-- What you have to do --
Which lines of the entries contain the string "email"? Please find them and copy them.

-- Exercise input --
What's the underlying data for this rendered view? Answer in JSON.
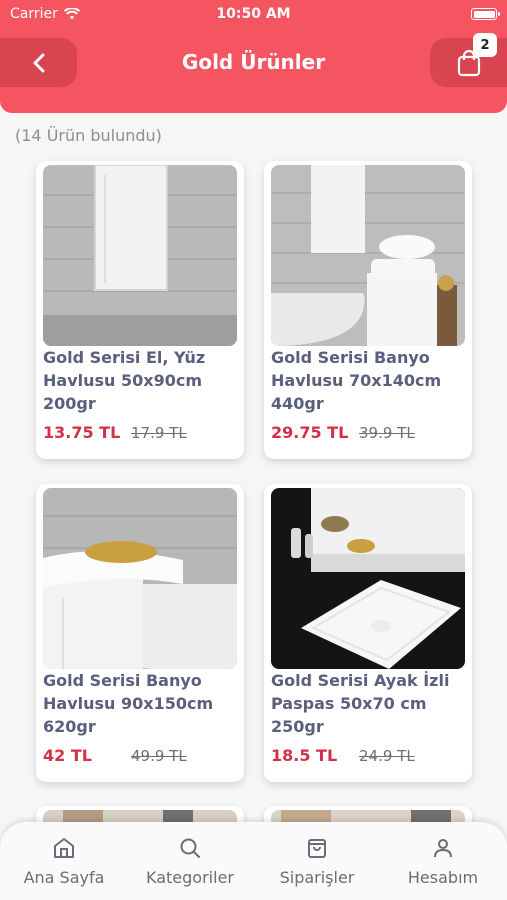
{
  "status": {
    "carrier": "Carrier",
    "time": "10:50 AM"
  },
  "header": {
    "title": "Gold Ürünler",
    "cart_count": "2"
  },
  "result_text": "(14 Ürün bulundu)",
  "products": [
    {
      "name": "Gold Serisi El, Yüz Havlusu 50x90cm 200gr",
      "price": "13.75 TL",
      "old_price": "17.9 TL"
    },
    {
      "name": "Gold Serisi Banyo Havlusu 70x140cm 440gr",
      "price": "29.75 TL",
      "old_price": "39.9 TL"
    },
    {
      "name": "Gold Serisi Banyo Havlusu 90x150cm 620gr",
      "price": "42 TL",
      "old_price": "49.9 TL"
    },
    {
      "name": "Gold Serisi Ayak İzli Paspas 50x70 cm 250gr",
      "price": "18.5 TL",
      "old_price": "24.9 TL"
    }
  ],
  "nav": [
    {
      "label": "Ana Sayfa",
      "icon": "home-icon"
    },
    {
      "label": "Kategoriler",
      "icon": "search-icon"
    },
    {
      "label": "Siparişler",
      "icon": "bag-icon"
    },
    {
      "label": "Hesabım",
      "icon": "user-icon"
    }
  ],
  "colors": {
    "brand": "#f55561",
    "brand_dark": "#d8444f",
    "price": "#d33048",
    "product_text": "#5a5f7d"
  }
}
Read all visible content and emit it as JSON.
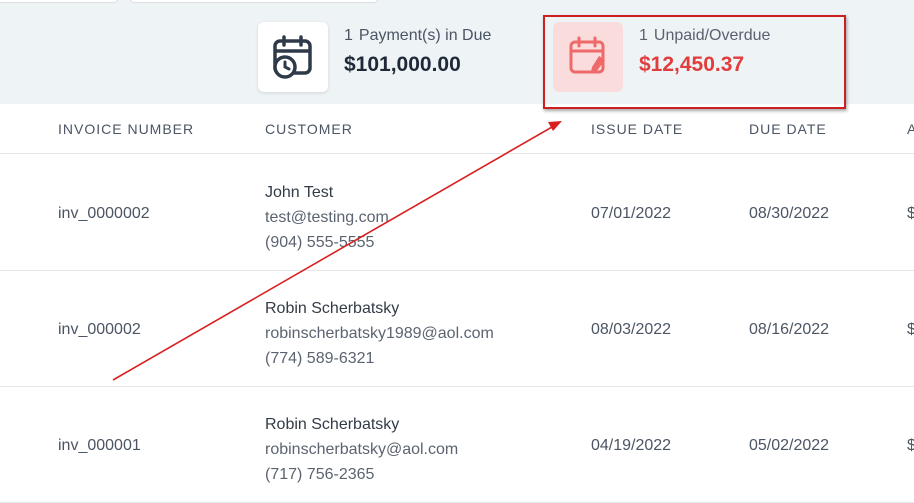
{
  "summary": {
    "due": {
      "count": "1",
      "label": "Payment(s) in Due",
      "amount": "$101,000.00",
      "icon": "calendar-clock-icon"
    },
    "overdue": {
      "count": "1",
      "label": "Unpaid/Overdue",
      "amount": "$12,450.37",
      "icon": "calendar-edit-icon",
      "accent": "#e23d3d"
    }
  },
  "table": {
    "headers": [
      "INVOICE NUMBER",
      "CUSTOMER",
      "ISSUE DATE",
      "DUE DATE",
      "A"
    ],
    "rows": [
      {
        "invoice": "inv_0000002",
        "name": "John Test",
        "email": "test@testing.com",
        "phone": "(904) 555-5555",
        "issue": "07/01/2022",
        "due": "08/30/2022",
        "amount_partial": "$"
      },
      {
        "invoice": "inv_000002",
        "name": "Robin Scherbatsky",
        "email": "robinscherbatsky1989@aol.com",
        "phone": "(774) 589-6321",
        "issue": "08/03/2022",
        "due": "08/16/2022",
        "amount_partial": "$"
      },
      {
        "invoice": "inv_000001",
        "name": "Robin Scherbatsky",
        "email": "robinscherbatsky@aol.com",
        "phone": "(717) 756-2365",
        "issue": "04/19/2022",
        "due": "05/02/2022",
        "amount_partial": "$"
      }
    ]
  },
  "annotation": {
    "color": "#cc1f1f"
  }
}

-- Your response --
        "email": "test@testing.com",
        "email": "robinscherbatsky1989@aol.com",
        "email": "robinscherbatsky@aol.com",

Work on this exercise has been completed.